Within all levels of an organization, teamwork is critical in getting the job done. When co-workers have effective working relationships with one another, productivity increases, and profits rise. Although team-building is easier done within one particular team, it is just as important to foster relationships between different teams of an organization.
Oftentimes, the Security department is seen as an outside group, isolated from the rest of the organization. This may be because people are unsure of what exactly the Security group does. Perhaps another reason is that when approached with questions from the business side of the organization, the Security group most often answers "no."
Bound by network and security rules and processes, and oftentimes limited by resources, the Security department may appear unwilling or inflexible. Communication can quickly sour as each group, entrenched in its own agenda, grows resentful with the other group for not viewing the task at hand with the same level of importance. It doesn't take too long for an "us against them" attitude to develop, further isolating one group from another. Undoubtedly, productivity stalls.

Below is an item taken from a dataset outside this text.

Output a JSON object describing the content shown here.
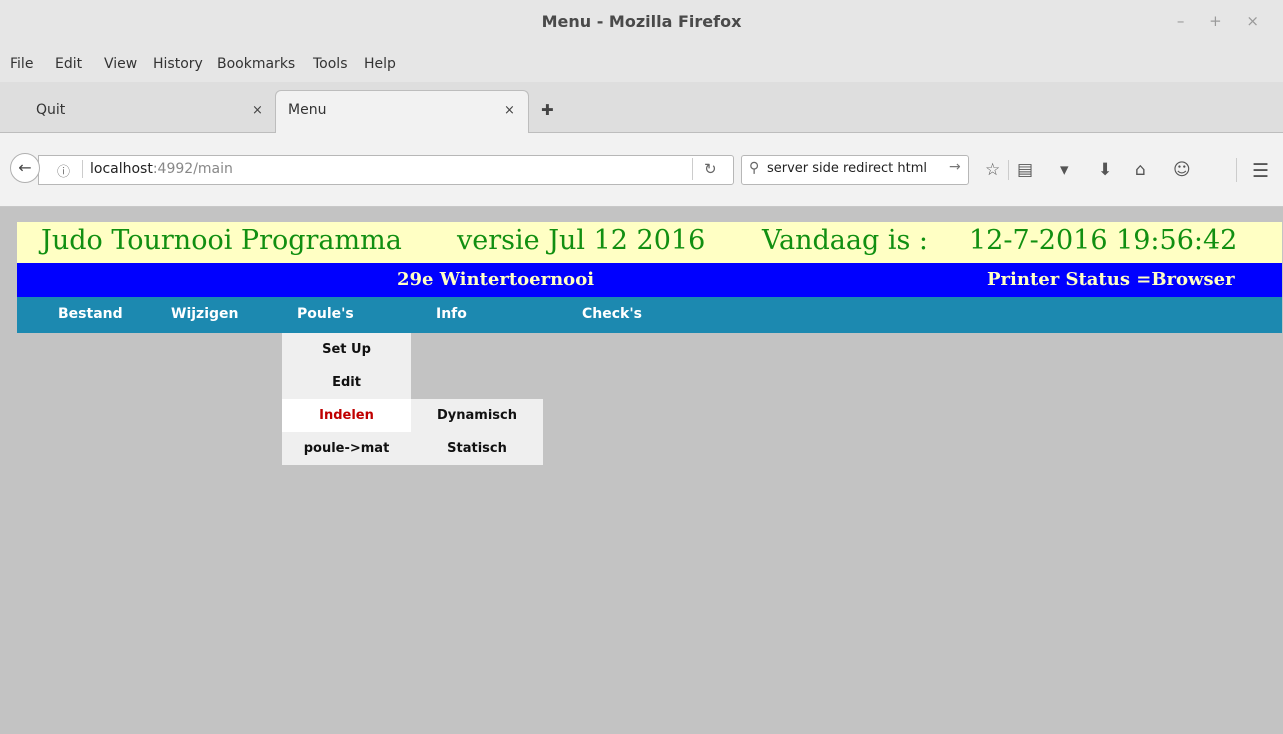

Instead of improving the work environment so people can work together to get the job done, many companies choose to simply rely on technology to accomplish goals. Although the latest technology can certainly help accomplish goals, technology alone cannot get the job done. Relationships among team members and across different teams are critical to the success of the company.
Ultimately, the organization with the best technology is not the company that prevails, but the company that succeeds is the one with the most effective working environment. When Security understands the business perspective and management views priorities within an Security context, then both teams can work together seamlessly. Only when teams support each other with the common mindset of accomplishing the company's goals rather than their individual ones, then productivity will surely increase.

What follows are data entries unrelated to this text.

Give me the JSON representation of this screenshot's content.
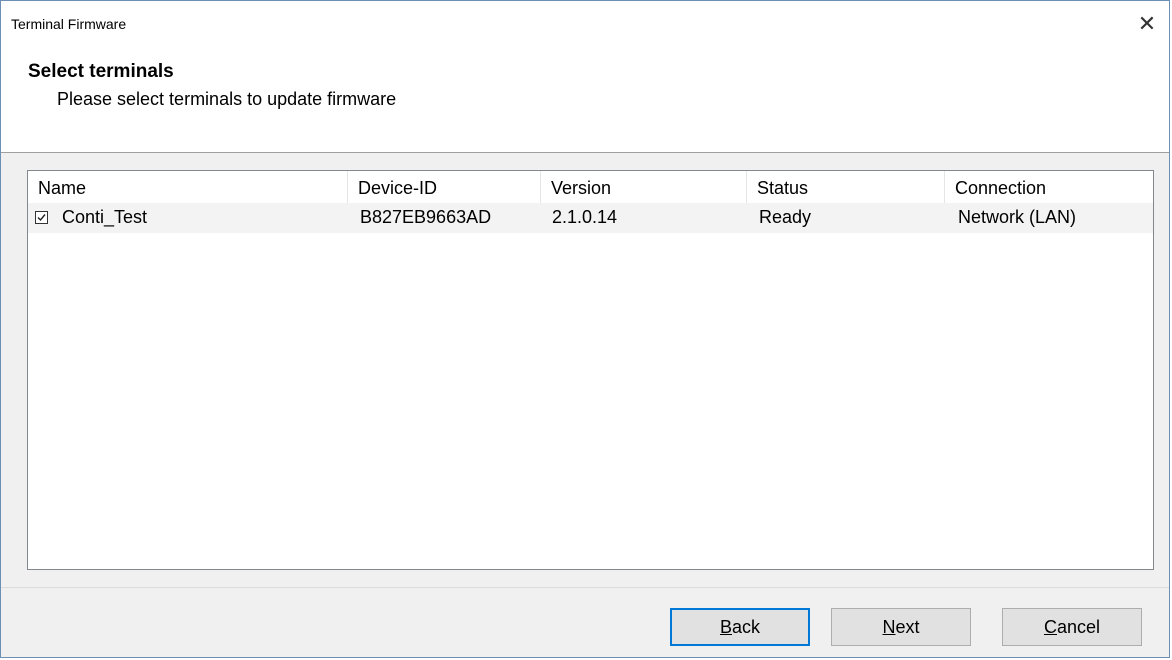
{
  "window": {
    "title": "Terminal Firmware",
    "close_glyph": "✕"
  },
  "header": {
    "title": "Select terminals",
    "subtitle": "Please select terminals to update firmware"
  },
  "table": {
    "columns": [
      "Name",
      "Device-ID",
      "Version",
      "Status",
      "Connection"
    ],
    "rows": [
      {
        "checked": true,
        "name": "Conti_Test",
        "device_id": "B827EB9663AD",
        "version": "2.1.0.14",
        "status": "Ready",
        "connection": "Network (LAN)"
      }
    ]
  },
  "buttons": {
    "back": {
      "mnemonic": "B",
      "rest": "ack"
    },
    "next": {
      "mnemonic": "N",
      "rest": "ext"
    },
    "cancel": {
      "mnemonic": "C",
      "rest": "ancel"
    }
  },
  "colors": {
    "default_button_border": "#0078d7",
    "window_border": "#6d8fb3"
  }
}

"If you think technology can solve your security problems, then you don't understand the problems and you don't understand the technology." — Bruce Schneier